Offenders may organically feel shame as they pass through the stages of the criminal justice process and think about the crime they committed and the resulting harm to victims. In addition, the court may impose shame on offenders through punishments designed to humiliate. For example, a judge ordered a Cleveland woman to wear a sign saying she was an idiot after being caught driving on the sidewalk to pass a school bus (Donaldson, 2012). According to criminologist John Braithwaite (2018), shame can be helpful or harmful depending on how it is used.
Is shame a necessary prerequisite for criminal accountability? Is shame rehabilitative, or is it detrimental to the offender? In this Journal, you consider the role of shame in restorative justice and rehabilitation.
Braithwaite, J. (2018). Minimally sufficient deterrence. Crime and Justice: A Review of Research, 47(1), 69–118. doi:10.1086/696043

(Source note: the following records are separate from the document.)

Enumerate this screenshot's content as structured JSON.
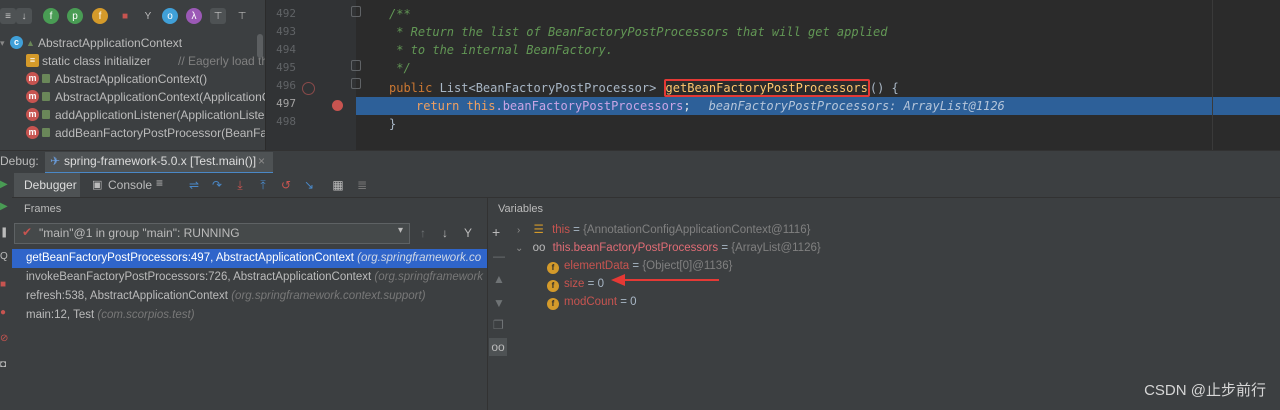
{
  "structure": {
    "items": [
      {
        "icon": "class-icon",
        "label": "AbstractApplicationContext",
        "hint": ""
      },
      {
        "icon": "static-init-icon",
        "label": "static class initializer",
        "hint": "// Eagerly load the ..."
      },
      {
        "icon": "method-icon",
        "label": "AbstractApplicationContext()",
        "hint": ""
      },
      {
        "icon": "method-icon",
        "label": "AbstractApplicationContext(ApplicationCo",
        "hint": ""
      },
      {
        "icon": "method-icon",
        "label": "addApplicationListener(ApplicationListen",
        "hint": ""
      },
      {
        "icon": "method-icon",
        "label": "addBeanFactoryPostProcessor(BeanFacto",
        "hint": ""
      }
    ]
  },
  "editor": {
    "line_numbers": [
      "492",
      "493",
      "494",
      "495",
      "496",
      "497",
      "498"
    ],
    "lines": {
      "l492": "/**",
      "l493": " * Return the list of BeanFactoryPostProcessors that will get applied",
      "l494": " * to the internal BeanFactory.",
      "l495": " */",
      "l496_kw": "public",
      "l496_type": " List<BeanFactoryPostProcessor> ",
      "l496_method": "getBeanFactoryPostProcessors",
      "l496_rest": "() {",
      "l497_kw": "return ",
      "l497_this": "this",
      "l497_field": ".beanFactoryPostProcessors",
      "l497_semi": ";",
      "l497_inline": "beanFactoryPostProcessors: ArrayList@1126",
      "l498": "}"
    }
  },
  "debug": {
    "tab_label": "Debug:",
    "session": "spring-framework-5.0.x [Test.main()]",
    "tabs": {
      "debugger": "Debugger",
      "console": "Console"
    },
    "frames_title": "Frames",
    "variables_title": "Variables",
    "thread": "\"main\"@1 in group \"main\": RUNNING",
    "frames": [
      {
        "method": "getBeanFactoryPostProcessors:497, AbstractApplicationContext",
        "pkg": "(org.springframework.co"
      },
      {
        "method": "invokeBeanFactoryPostProcessors:726, AbstractApplicationContext",
        "pkg": "(org.springframework"
      },
      {
        "method": "refresh:538, AbstractApplicationContext",
        "pkg": "(org.springframework.context.support)"
      },
      {
        "method": "main:12, Test",
        "pkg": "(com.scorpios.test)"
      }
    ],
    "variables": {
      "this_name": "this",
      "this_eq": " = ",
      "this_val": "{AnnotationConfigApplicationContext@1116}",
      "bfpp_name": "this.beanFactoryPostProcessors",
      "bfpp_eq": " = ",
      "bfpp_val": "{ArrayList@1126}",
      "children": [
        {
          "name": "elementData",
          "eq": " = ",
          "value": "{Object[0]@1136}"
        },
        {
          "name": "size",
          "eq": " = ",
          "value": "0"
        },
        {
          "name": "modCount",
          "eq": " = ",
          "value": "0"
        }
      ]
    }
  },
  "watermark": "CSDN @止步前行",
  "colors": {
    "selection": "#2f65ca",
    "highlight_line": "#2d6099",
    "annotation": "#e53935"
  }
}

Donaldson, S. (2012, November 13). Cleveland woman holds “idiot” sign as part of sentence for passing school bus. Retrieved from https://www.cleveland.com/metro/2012/11/cleveland_…
Does shame fit into the restorative justice paradigm? Why or why not?